Stock exchanges connect buyers and sellers to facilitate trading. Back in the day, trading used to occur mostly on trading floors where brokers would scream at each other to make trades.
These days, most trading is done online and is much more convenient for us small investors.
How To Make Money With Stocks
There are two ways you can make money with stocks: stock price appreciation and dividends.
Stock price appreciation just means the selling the stock at a higher price than you paid.
Dividends are distributions of the Company’s earnings to shareholders.
They are entirely voluntary and companies typically like to pay them on a recurring basis (i.e. monthly, quarterly, or annually)…although dividends can be one time in nature too.
In fact, back in 2013 many companies paid out a “special one-time” dividend because of fears of a higher dividend tax.
As I mentioned before, all public companies have freely tradable shares on exchanges. Stock exchanges identify a company’s shares through a ticker symbol. Each company will have a unique ticker symbol.
Don’t worry, many companies will have very easy to remember ticker symbols–so people can easily remember and trade them. Let’s see if you can identify any of them:
Alright, can you guess which companies have the above ticker symbols?
The answers are Apple (AAPL), Costco (COST), Microsoft (MSFT), and Google (GOOG).
If you don’t know a company’s ticker symbol, just head on over to Google Finance and type in the name of the Company. Google will automatically pull up the ticker symbol on the side.
Shares of public companies are quoted every second and constantly change during trading hours. If you ever wanted to know what a company’s stock price is trading for, just go to any financial website.
My go to one is Google Finance because the interface is very slick and clean (unlike Yahoo Finance), and it provides me with all the information I need.
The key thing to understand is that stock prices change every single day, every single minute, and every single second. It changes based on the selling and buying patterns of all market participants.
Now, there are a lot of studies that show why stock market prices change over the short term (like say a day). However, there is rarely any reason why a stock changes from $11.00 to $11.01 and then falls to $10.99.
Don’t look at stock price changes on a daily basis or even stare at your brokerage account every day. You’ll drive yourself crazy.
Typically, unless there is big news (like say the CEO leaving, or a big lawsuit, or a large product recall), there is no reason for a short-term stock movement. It’s just noise.
However, the thing that drives long-term stock movement (over the course of years) is revenue/sales and earnings/profit performance.
Learning how to invest can be a scary thought. The stock market is filled with fancy “Wall Street” terminology that sound like made up words. However, the earlier you learn the better because this is a life long skill to build wealth.
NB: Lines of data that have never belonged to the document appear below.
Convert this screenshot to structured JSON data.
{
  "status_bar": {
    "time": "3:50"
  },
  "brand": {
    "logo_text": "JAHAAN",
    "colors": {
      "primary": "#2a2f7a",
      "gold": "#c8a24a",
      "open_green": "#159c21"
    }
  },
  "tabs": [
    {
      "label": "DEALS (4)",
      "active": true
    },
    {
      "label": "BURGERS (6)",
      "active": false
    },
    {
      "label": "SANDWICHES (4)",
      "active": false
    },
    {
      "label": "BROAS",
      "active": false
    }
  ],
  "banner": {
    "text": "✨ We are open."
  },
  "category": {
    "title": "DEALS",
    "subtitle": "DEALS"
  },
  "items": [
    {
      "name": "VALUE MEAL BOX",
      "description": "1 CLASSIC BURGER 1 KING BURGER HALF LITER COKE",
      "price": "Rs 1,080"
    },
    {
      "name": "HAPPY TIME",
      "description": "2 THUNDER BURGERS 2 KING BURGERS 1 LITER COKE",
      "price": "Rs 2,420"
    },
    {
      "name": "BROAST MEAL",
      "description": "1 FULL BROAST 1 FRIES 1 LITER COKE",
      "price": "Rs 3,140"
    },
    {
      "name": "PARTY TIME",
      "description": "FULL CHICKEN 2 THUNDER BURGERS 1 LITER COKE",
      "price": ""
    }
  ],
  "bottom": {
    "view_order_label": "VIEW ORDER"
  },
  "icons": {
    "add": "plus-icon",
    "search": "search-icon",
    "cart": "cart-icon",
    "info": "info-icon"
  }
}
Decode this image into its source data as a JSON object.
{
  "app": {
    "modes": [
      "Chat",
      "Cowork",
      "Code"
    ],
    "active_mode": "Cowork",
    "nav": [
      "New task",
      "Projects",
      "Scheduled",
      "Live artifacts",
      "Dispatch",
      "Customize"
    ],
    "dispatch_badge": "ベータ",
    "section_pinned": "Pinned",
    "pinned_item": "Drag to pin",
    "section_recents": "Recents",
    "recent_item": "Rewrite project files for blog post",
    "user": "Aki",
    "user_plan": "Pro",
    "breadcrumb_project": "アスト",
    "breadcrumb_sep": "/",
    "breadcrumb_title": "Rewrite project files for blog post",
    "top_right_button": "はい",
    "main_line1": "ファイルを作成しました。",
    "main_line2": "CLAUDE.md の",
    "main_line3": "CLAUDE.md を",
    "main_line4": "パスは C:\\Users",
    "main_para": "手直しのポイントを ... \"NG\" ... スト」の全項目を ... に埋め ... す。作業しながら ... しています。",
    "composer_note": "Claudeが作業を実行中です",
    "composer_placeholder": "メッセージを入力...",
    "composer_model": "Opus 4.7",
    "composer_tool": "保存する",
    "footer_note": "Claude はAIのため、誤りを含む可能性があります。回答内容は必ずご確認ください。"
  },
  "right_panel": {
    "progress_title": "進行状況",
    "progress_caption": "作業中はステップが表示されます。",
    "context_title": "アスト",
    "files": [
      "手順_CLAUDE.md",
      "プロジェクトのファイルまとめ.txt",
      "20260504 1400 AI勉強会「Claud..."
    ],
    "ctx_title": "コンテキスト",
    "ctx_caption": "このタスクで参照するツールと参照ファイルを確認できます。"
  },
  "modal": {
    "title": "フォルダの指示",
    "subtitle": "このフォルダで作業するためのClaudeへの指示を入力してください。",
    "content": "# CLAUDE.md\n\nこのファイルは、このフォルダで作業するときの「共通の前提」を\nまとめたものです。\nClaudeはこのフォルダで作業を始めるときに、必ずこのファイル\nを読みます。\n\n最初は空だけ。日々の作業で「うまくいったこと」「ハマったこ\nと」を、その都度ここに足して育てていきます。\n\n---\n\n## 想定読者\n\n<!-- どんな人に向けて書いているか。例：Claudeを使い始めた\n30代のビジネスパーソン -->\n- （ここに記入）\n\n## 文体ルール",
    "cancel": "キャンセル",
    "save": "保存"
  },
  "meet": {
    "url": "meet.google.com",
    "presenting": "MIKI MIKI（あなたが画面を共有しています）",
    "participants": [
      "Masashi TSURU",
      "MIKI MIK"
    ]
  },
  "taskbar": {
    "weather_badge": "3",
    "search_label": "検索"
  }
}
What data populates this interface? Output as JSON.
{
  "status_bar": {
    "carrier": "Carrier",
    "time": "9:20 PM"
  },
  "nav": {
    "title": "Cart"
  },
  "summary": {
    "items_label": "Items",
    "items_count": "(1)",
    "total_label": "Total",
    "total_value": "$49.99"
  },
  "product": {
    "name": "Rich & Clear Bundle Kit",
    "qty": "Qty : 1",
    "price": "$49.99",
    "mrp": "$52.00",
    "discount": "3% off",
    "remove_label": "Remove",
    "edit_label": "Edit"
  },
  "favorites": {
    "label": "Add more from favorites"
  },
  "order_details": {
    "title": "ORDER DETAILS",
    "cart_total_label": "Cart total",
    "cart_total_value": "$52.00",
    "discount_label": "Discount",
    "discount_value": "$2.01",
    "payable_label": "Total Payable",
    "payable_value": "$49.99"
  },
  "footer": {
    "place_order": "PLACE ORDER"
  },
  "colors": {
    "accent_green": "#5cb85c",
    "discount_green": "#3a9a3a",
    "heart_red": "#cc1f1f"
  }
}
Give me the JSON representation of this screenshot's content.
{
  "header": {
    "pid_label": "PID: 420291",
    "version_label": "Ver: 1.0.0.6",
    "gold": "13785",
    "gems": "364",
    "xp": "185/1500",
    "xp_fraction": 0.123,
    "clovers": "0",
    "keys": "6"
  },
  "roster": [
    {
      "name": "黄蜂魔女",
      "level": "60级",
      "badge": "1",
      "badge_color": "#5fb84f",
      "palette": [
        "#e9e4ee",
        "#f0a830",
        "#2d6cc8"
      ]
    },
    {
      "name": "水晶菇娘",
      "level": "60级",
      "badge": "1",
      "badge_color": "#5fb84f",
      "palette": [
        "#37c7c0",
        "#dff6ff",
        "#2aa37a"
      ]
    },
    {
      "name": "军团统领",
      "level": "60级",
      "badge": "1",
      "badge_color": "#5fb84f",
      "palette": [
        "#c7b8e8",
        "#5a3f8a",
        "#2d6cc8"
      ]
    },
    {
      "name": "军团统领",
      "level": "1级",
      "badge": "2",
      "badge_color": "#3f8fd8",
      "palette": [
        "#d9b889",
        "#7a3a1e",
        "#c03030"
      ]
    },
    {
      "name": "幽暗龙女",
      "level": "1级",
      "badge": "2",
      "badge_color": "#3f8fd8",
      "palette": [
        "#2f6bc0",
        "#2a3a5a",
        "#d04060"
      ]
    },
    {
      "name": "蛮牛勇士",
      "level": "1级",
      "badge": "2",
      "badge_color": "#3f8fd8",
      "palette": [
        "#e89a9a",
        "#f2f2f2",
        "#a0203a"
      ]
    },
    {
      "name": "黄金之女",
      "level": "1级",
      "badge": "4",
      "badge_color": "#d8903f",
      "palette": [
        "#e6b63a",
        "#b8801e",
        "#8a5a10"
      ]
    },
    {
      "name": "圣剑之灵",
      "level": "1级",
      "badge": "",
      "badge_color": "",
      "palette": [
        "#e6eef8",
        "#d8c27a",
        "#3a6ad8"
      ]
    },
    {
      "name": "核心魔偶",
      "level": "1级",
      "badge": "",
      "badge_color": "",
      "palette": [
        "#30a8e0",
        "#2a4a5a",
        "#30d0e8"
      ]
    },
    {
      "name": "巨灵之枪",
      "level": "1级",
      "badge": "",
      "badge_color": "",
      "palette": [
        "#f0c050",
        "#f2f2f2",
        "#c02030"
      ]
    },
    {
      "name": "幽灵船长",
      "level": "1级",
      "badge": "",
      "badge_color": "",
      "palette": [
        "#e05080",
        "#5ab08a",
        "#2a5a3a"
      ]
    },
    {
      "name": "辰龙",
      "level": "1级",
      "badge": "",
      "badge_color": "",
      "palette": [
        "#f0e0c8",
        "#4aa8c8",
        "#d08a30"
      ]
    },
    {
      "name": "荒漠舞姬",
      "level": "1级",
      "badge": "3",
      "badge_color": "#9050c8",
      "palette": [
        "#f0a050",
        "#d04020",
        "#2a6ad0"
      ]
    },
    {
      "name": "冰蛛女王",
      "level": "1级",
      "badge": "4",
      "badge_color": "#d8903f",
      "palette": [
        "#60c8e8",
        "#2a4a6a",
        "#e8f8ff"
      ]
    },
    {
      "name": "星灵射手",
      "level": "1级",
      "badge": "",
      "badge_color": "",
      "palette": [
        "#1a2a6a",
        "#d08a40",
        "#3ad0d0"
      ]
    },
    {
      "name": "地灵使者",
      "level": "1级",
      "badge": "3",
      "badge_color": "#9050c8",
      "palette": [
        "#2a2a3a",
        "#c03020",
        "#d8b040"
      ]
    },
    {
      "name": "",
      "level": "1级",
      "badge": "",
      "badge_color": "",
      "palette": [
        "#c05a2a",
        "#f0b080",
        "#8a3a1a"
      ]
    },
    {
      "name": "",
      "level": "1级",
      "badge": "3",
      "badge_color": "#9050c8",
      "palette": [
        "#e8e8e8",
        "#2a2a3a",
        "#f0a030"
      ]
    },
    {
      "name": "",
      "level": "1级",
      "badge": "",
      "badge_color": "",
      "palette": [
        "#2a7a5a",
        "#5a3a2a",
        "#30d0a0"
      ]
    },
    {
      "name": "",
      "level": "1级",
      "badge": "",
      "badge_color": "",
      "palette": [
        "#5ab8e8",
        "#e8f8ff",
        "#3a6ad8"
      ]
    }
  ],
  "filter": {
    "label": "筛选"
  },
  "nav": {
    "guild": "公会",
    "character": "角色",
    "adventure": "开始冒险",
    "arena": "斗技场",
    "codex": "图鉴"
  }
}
Stay tuned for the next update!
Readers, what do you think about the Stock Market Basics series? Should I keep going? Any ideas on some potential topics you want me to discuss? Let me know in the comments!